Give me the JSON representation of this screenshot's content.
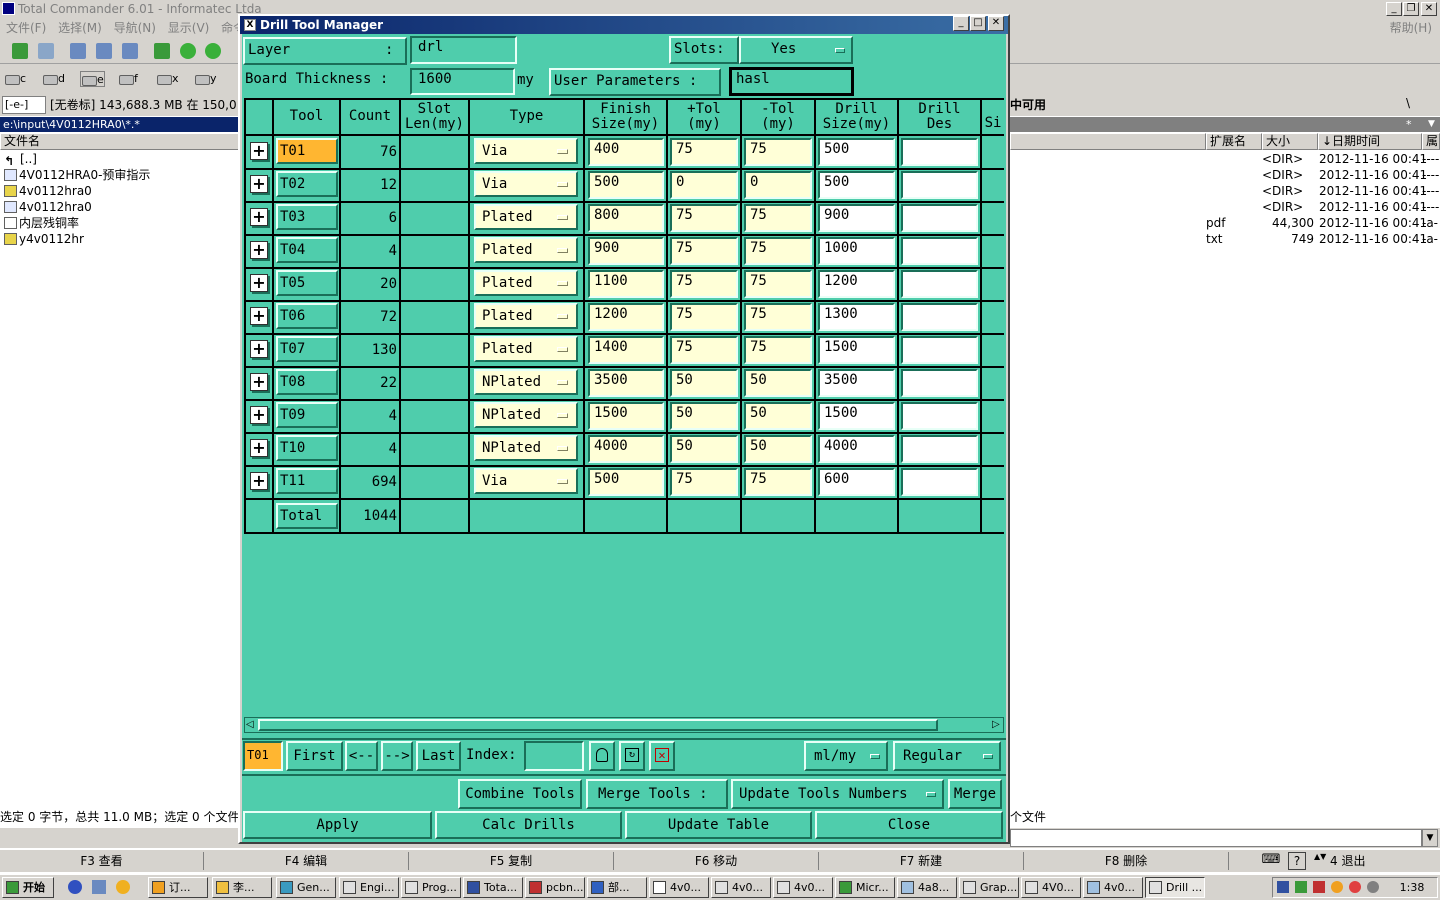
{
  "tc": {
    "title": "Total Commander 6.01 - Informatec Ltda",
    "menu": "文件(F)  选择(M)  导航(N)  显示(V)  命令(",
    "help": "帮助(H)",
    "drives": [
      "c",
      "d",
      "e",
      "f",
      "x",
      "y"
    ],
    "drive_select": "[-e-]",
    "drive_info": "[无卷标]  143,688.3 MB 在 150,0",
    "right_free": "中可用",
    "left_path": "e:\\input\\4V0112HRA0\\*.*",
    "left_header": "文件名",
    "right_headers": {
      "ext": "扩展名",
      "size": "大小",
      "date": "↓日期时间",
      "attr": "属"
    },
    "right_backslash": "\\",
    "right_star": "*",
    "left_files": [
      {
        "name": "[..]",
        "icon": "up-dir-icon"
      },
      {
        "name": "4V0112HRA0-预审指示",
        "icon": "doc-icon"
      },
      {
        "name": "4v0112hra0",
        "icon": "folder-icon"
      },
      {
        "name": "4v0112hra0",
        "icon": "doc-icon"
      },
      {
        "name": "内层残铜率",
        "icon": "text-icon"
      },
      {
        "name": "y4v0112hr",
        "icon": "folder-icon"
      }
    ],
    "right_files": [
      {
        "ext": "",
        "size": "<DIR>",
        "date": "2012-11-16 00:41",
        "attr": "----"
      },
      {
        "ext": "",
        "size": "<DIR>",
        "date": "2012-11-16 00:41",
        "attr": "----"
      },
      {
        "ext": "",
        "size": "<DIR>",
        "date": "2012-11-16 00:41",
        "attr": "----"
      },
      {
        "ext": "",
        "size": "<DIR>",
        "date": "2012-11-16 00:41",
        "attr": "----"
      },
      {
        "ext": "pdf",
        "size": "44,300",
        "date": "2012-11-16 00:41",
        "attr": "-a-"
      },
      {
        "ext": "txt",
        "size": "749",
        "date": "2012-11-16 00:41",
        "attr": "-a-"
      }
    ],
    "status_left": "选定 0 字节，总共 11.0 MB；选定 0 个文件",
    "status_right": "个文件",
    "fkeys": [
      "F3 查看",
      "F4 编辑",
      "F5 复制",
      "F6 移动",
      "F7 新建",
      "F8 删除"
    ],
    "exit": "4 退出",
    "help_q": "?"
  },
  "taskbar": {
    "start": "开始",
    "tasks": [
      "订...",
      "李...",
      "Gen...",
      "Engi...",
      "Prog...",
      "Tota...",
      "pcbn...",
      "部...",
      "4v0...",
      "4v0...",
      "4v0...",
      "Micr...",
      "4a8...",
      "Grap...",
      "4V0...",
      "4v0...",
      "Drill ..."
    ],
    "clock": "1:38"
  },
  "dialog": {
    "title": "Drill Tool Manager",
    "layer_label": "Layer",
    "colon": ":",
    "layer_value": "drl",
    "slots_label": "Slots:",
    "slots_value": "Yes",
    "board_label": "Board Thickness  :",
    "board_value": "1600",
    "board_unit": "my",
    "user_label": "User Parameters  :",
    "user_value": "hasl",
    "headers": {
      "tool": "Tool",
      "count": "Count",
      "slot1": "Slot",
      "slot2": "Len(my)",
      "type": "Type",
      "finish1": "Finish",
      "finish2": "Size(my)",
      "ptol1": "+Tol",
      "ptol2": "(my)",
      "mtol1": "-Tol",
      "mtol2": "(my)",
      "drill1": "Drill",
      "drill2": "Size(my)",
      "des1": "Drill",
      "des2": "Des",
      "si": "Si"
    },
    "rows": [
      {
        "tool": "T01",
        "count": "76",
        "type": "Via",
        "finish": "400",
        "ptol": "75",
        "mtol": "75",
        "drill": "500",
        "des": ""
      },
      {
        "tool": "T02",
        "count": "12",
        "type": "Via",
        "finish": "500",
        "ptol": "0",
        "mtol": "0",
        "drill": "500",
        "des": ""
      },
      {
        "tool": "T03",
        "count": "6",
        "type": "Plated",
        "finish": "800",
        "ptol": "75",
        "mtol": "75",
        "drill": "900",
        "des": ""
      },
      {
        "tool": "T04",
        "count": "4",
        "type": "Plated",
        "finish": "900",
        "ptol": "75",
        "mtol": "75",
        "drill": "1000",
        "des": ""
      },
      {
        "tool": "T05",
        "count": "20",
        "type": "Plated",
        "finish": "1100",
        "ptol": "75",
        "mtol": "75",
        "drill": "1200",
        "des": ""
      },
      {
        "tool": "T06",
        "count": "72",
        "type": "Plated",
        "finish": "1200",
        "ptol": "75",
        "mtol": "75",
        "drill": "1300",
        "des": ""
      },
      {
        "tool": "T07",
        "count": "130",
        "type": "Plated",
        "finish": "1400",
        "ptol": "75",
        "mtol": "75",
        "drill": "1500",
        "des": ""
      },
      {
        "tool": "T08",
        "count": "22",
        "type": "NPlated",
        "finish": "3500",
        "ptol": "50",
        "mtol": "50",
        "drill": "3500",
        "des": ""
      },
      {
        "tool": "T09",
        "count": "4",
        "type": "NPlated",
        "finish": "1500",
        "ptol": "50",
        "mtol": "50",
        "drill": "1500",
        "des": ""
      },
      {
        "tool": "T10",
        "count": "4",
        "type": "NPlated",
        "finish": "4000",
        "ptol": "50",
        "mtol": "50",
        "drill": "4000",
        "des": ""
      },
      {
        "tool": "T11",
        "count": "694",
        "type": "Via",
        "finish": "500",
        "ptol": "75",
        "mtol": "75",
        "drill": "600",
        "des": ""
      }
    ],
    "total_label": "Total",
    "total_count": "1044",
    "nav": {
      "current": "T01",
      "first": "First",
      "prev": "<--",
      "next": "-->",
      "last": "Last",
      "index_label": "Index:",
      "index_value": "",
      "units": "ml/my",
      "mode": "Regular"
    },
    "bottom": {
      "combine": "Combine Tools",
      "merge_label": "Merge Tools  :",
      "merge_mode": "Update Tools Numbers",
      "merge": "Merge",
      "apply": "Apply",
      "calc": "Calc Drills",
      "update": "Update Table",
      "close": "Close"
    },
    "colors": {
      "body": "#4fcdac",
      "selected_tool": "#ffb631",
      "input_yellow": "#ffffd7"
    }
  }
}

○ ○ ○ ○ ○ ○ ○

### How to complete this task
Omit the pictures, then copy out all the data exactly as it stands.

### Solution to this problem
Give me the JSON representation of this screenshot's content.
{
  "tc": {
    "title": "Total Commander 6.01 - Informatec Ltda",
    "menu": "文件(F)  选择(M)  导航(N)  显示(V)  命令(",
    "help": "帮助(H)",
    "drives": [
      "c",
      "d",
      "e",
      "f",
      "x",
      "y"
    ],
    "drive_select": "[-e-]",
    "drive_info": "[无卷标]  143,688.3 MB 在 150,0",
    "right_free": "中可用",
    "left_path": "e:\\input\\4V0112HRA0\\*.*",
    "left_header": "文件名",
    "right_headers": {
      "ext": "扩展名",
      "size": "大小",
      "date": "↓日期时间",
      "attr": "属"
    },
    "right_backslash": "\\",
    "right_star": "*",
    "left_files": [
      {
        "name": "[..]",
        "icon": "up-dir-icon"
      },
      {
        "name": "4V0112HRA0-预审指示",
        "icon": "doc-icon"
      },
      {
        "name": "4v0112hra0",
        "icon": "folder-icon"
      },
      {
        "name": "4v0112hra0",
        "icon": "doc-icon"
      },
      {
        "name": "内层残铜率",
        "icon": "text-icon"
      },
      {
        "name": "y4v0112hr",
        "icon": "folder-icon"
      }
    ],
    "right_files": [
      {
        "ext": "",
        "size": "<DIR>",
        "date": "2012-11-16 00:41",
        "attr": "----"
      },
      {
        "ext": "",
        "size": "<DIR>",
        "date": "2012-11-16 00:41",
        "attr": "----"
      },
      {
        "ext": "",
        "size": "<DIR>",
        "date": "2012-11-16 00:41",
        "attr": "----"
      },
      {
        "ext": "",
        "size": "<DIR>",
        "date": "2012-11-16 00:41",
        "attr": "----"
      },
      {
        "ext": "pdf",
        "size": "44,300",
        "date": "2012-11-16 00:41",
        "attr": "-a-"
      },
      {
        "ext": "txt",
        "size": "749",
        "date": "2012-11-16 00:41",
        "attr": "-a-"
      }
    ],
    "status_left": "选定 0 字节，总共 11.0 MB；选定 0 个文件",
    "status_right": "个文件",
    "fkeys": [
      "F3 查看",
      "F4 编辑",
      "F5 复制",
      "F6 移动",
      "F7 新建",
      "F8 删除"
    ],
    "exit": "4 退出",
    "help_q": "?"
  },
  "taskbar": {
    "start": "开始",
    "tasks": [
      "订...",
      "李...",
      "Gen...",
      "Engi...",
      "Prog...",
      "Tota...",
      "pcbn...",
      "部...",
      "4v0...",
      "4v0...",
      "4v0...",
      "Micr...",
      "4a8...",
      "Grap...",
      "4V0...",
      "4v0...",
      "Drill ..."
    ],
    "clock": "1:38"
  },
  "dialog": {
    "title": "Drill Tool Manager",
    "layer_label": "Layer",
    "colon": ":",
    "layer_value": "drl",
    "slots_label": "Slots:",
    "slots_value": "Yes",
    "board_label": "Board Thickness  :",
    "board_value": "1600",
    "board_unit": "my",
    "user_label": "User Parameters  :",
    "user_value": "hasl",
    "headers": {
      "tool": "Tool",
      "count": "Count",
      "slot1": "Slot",
      "slot2": "Len(my)",
      "type": "Type",
      "finish1": "Finish",
      "finish2": "Size(my)",
      "ptol1": "+Tol",
      "ptol2": "(my)",
      "mtol1": "-Tol",
      "mtol2": "(my)",
      "drill1": "Drill",
      "drill2": "Size(my)",
      "des1": "Drill",
      "des2": "Des",
      "si": "Si"
    },
    "rows": [
      {
        "tool": "T01",
        "count": "76",
        "type": "Via",
        "finish": "400",
        "ptol": "75",
        "mtol": "75",
        "drill": "500",
        "des": ""
      },
      {
        "tool": "T02",
        "count": "12",
        "type": "Via",
        "finish": "500",
        "ptol": "0",
        "mtol": "0",
        "drill": "500",
        "des": ""
      },
      {
        "tool": "T03",
        "count": "6",
        "type": "Plated",
        "finish": "800",
        "ptol": "75",
        "mtol": "75",
        "drill": "900",
        "des": ""
      },
      {
        "tool": "T04",
        "count": "4",
        "type": "Plated",
        "finish": "900",
        "ptol": "75",
        "mtol": "75",
        "drill": "1000",
        "des": ""
      },
      {
        "tool": "T05",
        "count": "20",
        "type": "Plated",
        "finish": "1100",
        "ptol": "75",
        "mtol": "75",
        "drill": "1200",
        "des": ""
      },
      {
        "tool": "T06",
        "count": "72",
        "type": "Plated",
        "finish": "1200",
        "ptol": "75",
        "mtol": "75",
        "drill": "1300",
        "des": ""
      },
      {
        "tool": "T07",
        "count": "130",
        "type": "Plated",
        "finish": "1400",
        "ptol": "75",
        "mtol": "75",
        "drill": "1500",
        "des": ""
      },
      {
        "tool": "T08",
        "count": "22",
        "type": "NPlated",
        "finish": "3500",
        "ptol": "50",
        "mtol": "50",
        "drill": "3500",
        "des": ""
      },
      {
        "tool": "T09",
        "count": "4",
        "type": "NPlated",
        "finish": "1500",
        "ptol": "50",
        "mtol": "50",
        "drill": "1500",
        "des": ""
      },
      {
        "tool": "T10",
        "count": "4",
        "type": "NPlated",
        "finish": "4000",
        "ptol": "50",
        "mtol": "50",
        "drill": "4000",
        "des": ""
      },
      {
        "tool": "T11",
        "count": "694",
        "type": "Via",
        "finish": "500",
        "ptol": "75",
        "mtol": "75",
        "drill": "600",
        "des": ""
      }
    ],
    "total_label": "Total",
    "total_count": "1044",
    "nav": {
      "current": "T01",
      "first": "First",
      "prev": "<--",
      "next": "-->",
      "last": "Last",
      "index_label": "Index:",
      "index_value": "",
      "units": "ml/my",
      "mode": "Regular"
    },
    "bottom": {
      "combine": "Combine Tools",
      "merge_label": "Merge Tools  :",
      "merge_mode": "Update Tools Numbers",
      "merge": "Merge",
      "apply": "Apply",
      "calc": "Calc Drills",
      "update": "Update Table",
      "close": "Close"
    },
    "colors": {
      "body": "#4fcdac",
      "selected_tool": "#ffb631",
      "input_yellow": "#ffffd7"
    }
  }
}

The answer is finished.